*What needs to be done:* Within the entries below, find each line containing the word "Search" and copy it.
───── Working data
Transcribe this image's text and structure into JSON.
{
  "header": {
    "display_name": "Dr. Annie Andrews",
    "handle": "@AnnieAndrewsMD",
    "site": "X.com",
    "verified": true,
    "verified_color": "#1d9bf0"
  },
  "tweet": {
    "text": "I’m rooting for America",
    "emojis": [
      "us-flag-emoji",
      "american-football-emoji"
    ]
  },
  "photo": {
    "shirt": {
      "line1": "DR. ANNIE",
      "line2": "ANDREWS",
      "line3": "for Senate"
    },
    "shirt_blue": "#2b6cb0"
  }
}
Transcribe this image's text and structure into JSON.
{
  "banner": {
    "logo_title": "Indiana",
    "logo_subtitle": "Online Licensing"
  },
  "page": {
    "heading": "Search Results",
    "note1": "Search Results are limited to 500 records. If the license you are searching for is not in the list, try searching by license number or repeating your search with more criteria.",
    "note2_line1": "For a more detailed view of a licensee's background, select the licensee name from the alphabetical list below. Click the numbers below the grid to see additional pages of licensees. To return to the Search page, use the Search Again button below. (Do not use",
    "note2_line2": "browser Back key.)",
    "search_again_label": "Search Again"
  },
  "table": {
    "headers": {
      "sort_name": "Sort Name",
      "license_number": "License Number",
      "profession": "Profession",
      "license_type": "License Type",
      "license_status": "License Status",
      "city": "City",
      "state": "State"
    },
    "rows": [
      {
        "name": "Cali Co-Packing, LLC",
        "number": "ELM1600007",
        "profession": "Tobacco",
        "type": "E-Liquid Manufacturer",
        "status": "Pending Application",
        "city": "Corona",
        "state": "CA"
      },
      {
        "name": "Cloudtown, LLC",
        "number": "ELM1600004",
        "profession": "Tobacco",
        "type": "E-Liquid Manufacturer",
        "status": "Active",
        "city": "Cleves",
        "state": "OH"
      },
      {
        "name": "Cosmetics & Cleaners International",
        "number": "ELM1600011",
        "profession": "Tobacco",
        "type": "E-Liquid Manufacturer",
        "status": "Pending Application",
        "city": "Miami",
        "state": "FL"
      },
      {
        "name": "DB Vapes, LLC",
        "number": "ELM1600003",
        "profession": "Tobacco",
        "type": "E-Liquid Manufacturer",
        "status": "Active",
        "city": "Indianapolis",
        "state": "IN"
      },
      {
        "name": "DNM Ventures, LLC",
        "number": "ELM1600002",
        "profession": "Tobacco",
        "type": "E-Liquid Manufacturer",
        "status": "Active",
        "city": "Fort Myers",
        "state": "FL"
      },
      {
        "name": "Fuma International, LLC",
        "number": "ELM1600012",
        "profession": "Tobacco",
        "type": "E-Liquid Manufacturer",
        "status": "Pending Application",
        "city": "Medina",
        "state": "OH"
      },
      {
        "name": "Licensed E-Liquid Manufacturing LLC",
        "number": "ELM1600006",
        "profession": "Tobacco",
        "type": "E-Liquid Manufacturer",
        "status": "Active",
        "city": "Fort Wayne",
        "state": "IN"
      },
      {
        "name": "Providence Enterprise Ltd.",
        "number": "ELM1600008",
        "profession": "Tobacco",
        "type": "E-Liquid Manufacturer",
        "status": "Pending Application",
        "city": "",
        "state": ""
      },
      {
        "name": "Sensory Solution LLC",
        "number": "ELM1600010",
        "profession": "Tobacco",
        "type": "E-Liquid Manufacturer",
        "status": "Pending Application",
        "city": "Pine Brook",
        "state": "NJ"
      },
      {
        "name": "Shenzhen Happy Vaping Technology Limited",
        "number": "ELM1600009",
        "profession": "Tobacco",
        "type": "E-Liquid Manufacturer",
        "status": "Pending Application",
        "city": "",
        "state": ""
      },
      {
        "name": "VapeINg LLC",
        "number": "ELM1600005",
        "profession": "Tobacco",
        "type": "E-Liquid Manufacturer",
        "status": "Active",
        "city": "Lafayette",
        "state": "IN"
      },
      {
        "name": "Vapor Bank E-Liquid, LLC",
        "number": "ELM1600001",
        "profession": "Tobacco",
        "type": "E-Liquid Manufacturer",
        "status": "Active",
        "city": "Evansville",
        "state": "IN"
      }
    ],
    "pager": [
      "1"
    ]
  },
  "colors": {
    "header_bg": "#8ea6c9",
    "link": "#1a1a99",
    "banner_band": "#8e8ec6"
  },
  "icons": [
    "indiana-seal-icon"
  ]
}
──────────
*Answer area:*
    "heading": "Search Results",
    "note1": "Search Results are limited to 500 records. If the license you are searching for is not in the list, try searching by license number or repeating your search with more criteria.",
    "note2_line1": "For a more detailed view of a licensee's background, select the licensee name from the alphabetical list below. Click the numbers below the grid to see additional pages of licensees. To return to the Search page, use the Search Again button below. (Do not use",
    "search_again_label": "Search Again"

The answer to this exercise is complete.